If you've ever sat on the toilet long enough for people to start politely knocking on the door to see if you're okay, you probably know what it feels like to be constipated. Constipation is when you have infrequent bowel motions that are difficult to pass. It can be bothersome, uncomfortable and downright painful. To find out the cause of your toilet troubles and how you can fix them, read on.
How's your thyroid?
Constipation can be a sign of an underactive thyroid. Low levels of thyroid hormones cause the body's systems to slow down. When this occurs in the digestive system it means that water, which makes up the greatest part of your faeces, is reabsorbed by the gut, leaving you with smaller, harder stools. Bulking agents like Metamucil, which is made from psyllium husk, can assist by increasing the volume of your stools and making them softer and easier to pass.

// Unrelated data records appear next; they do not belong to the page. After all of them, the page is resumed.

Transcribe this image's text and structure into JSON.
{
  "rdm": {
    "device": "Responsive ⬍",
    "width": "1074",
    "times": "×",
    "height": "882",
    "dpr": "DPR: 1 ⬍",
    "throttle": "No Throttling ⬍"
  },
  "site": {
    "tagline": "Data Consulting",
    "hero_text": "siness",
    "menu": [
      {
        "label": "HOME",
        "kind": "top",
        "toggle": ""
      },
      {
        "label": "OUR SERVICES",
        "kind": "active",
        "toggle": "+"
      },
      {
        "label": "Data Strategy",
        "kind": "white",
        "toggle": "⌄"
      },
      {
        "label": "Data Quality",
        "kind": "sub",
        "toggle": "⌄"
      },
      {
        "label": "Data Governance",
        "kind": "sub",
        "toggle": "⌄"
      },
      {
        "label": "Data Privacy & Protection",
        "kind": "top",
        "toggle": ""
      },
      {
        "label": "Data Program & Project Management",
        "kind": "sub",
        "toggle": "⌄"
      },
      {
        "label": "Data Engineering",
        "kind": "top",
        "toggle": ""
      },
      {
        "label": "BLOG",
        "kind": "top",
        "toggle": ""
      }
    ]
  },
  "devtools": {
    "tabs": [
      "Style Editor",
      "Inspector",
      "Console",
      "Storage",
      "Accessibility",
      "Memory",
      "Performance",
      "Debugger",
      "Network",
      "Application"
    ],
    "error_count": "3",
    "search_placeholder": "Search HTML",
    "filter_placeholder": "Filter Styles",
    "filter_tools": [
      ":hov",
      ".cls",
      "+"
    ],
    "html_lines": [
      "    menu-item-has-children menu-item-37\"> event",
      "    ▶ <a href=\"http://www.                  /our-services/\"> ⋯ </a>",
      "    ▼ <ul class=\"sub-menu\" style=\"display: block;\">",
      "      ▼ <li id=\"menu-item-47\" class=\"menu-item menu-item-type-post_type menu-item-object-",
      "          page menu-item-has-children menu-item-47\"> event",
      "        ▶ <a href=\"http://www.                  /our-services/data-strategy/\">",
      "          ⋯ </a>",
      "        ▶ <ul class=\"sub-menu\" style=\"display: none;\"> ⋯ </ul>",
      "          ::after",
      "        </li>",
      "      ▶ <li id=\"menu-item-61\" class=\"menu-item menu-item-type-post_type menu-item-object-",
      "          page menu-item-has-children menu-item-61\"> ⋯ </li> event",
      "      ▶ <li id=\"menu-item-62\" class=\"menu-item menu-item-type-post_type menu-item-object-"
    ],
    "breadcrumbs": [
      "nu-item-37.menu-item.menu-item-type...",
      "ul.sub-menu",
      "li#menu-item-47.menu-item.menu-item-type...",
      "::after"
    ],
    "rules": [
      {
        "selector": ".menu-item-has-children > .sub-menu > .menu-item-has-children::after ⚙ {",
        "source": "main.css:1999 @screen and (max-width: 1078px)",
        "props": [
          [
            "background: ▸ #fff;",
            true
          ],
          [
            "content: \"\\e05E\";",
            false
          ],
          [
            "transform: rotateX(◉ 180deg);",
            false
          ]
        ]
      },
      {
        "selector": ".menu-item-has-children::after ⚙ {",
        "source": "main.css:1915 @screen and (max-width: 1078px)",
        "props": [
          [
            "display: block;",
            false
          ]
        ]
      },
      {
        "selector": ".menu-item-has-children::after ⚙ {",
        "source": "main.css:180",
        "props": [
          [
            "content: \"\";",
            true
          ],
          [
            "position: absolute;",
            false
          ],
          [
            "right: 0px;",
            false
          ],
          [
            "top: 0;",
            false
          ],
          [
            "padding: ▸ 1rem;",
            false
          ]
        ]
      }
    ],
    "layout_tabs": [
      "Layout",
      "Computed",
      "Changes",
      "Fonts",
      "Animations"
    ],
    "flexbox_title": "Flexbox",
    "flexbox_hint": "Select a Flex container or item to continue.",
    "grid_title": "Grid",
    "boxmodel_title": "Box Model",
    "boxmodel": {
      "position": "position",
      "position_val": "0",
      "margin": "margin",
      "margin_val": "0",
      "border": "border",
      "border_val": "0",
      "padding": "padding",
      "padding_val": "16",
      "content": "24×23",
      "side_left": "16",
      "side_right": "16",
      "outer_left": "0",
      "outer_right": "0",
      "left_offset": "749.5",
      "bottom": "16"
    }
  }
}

Could it be your medication?
"Some medications can cause constipation. Painkillers containing codeine are common culprits, as are certain antidepressants and iron supplements," says Professor Terry Bolin from the Gut Foundation. If you think your current medication could be causing your constipation, see your GP as there may be an alternative.
Do you have other bowel symptoms?
If you have pain, bleeding or a family history of bowel cancer or polyps, a thorough investigation is vital, Professor Bolin says. "In many cases, the pain or bleeding will be caused by haemorrhoids but it's important to rule out bowel cancer. Death from bowel cancer is preventable, but it still kills almost as many women each year as breast cancer does," he adds.
Bloated, as well?
Increasing your fibre intake by too much or too rapidly can cause bloating, as the fibre produces gas in the lower bowel. This is a common problem for young women, Professor Bolin says. If this happens, reducing your fibre intake could be the answer. Speak to your doctor who may recommend a mild laxative.
For more on fixing consitipation, see page 48 of Good Health's Good Health February 2010 issue .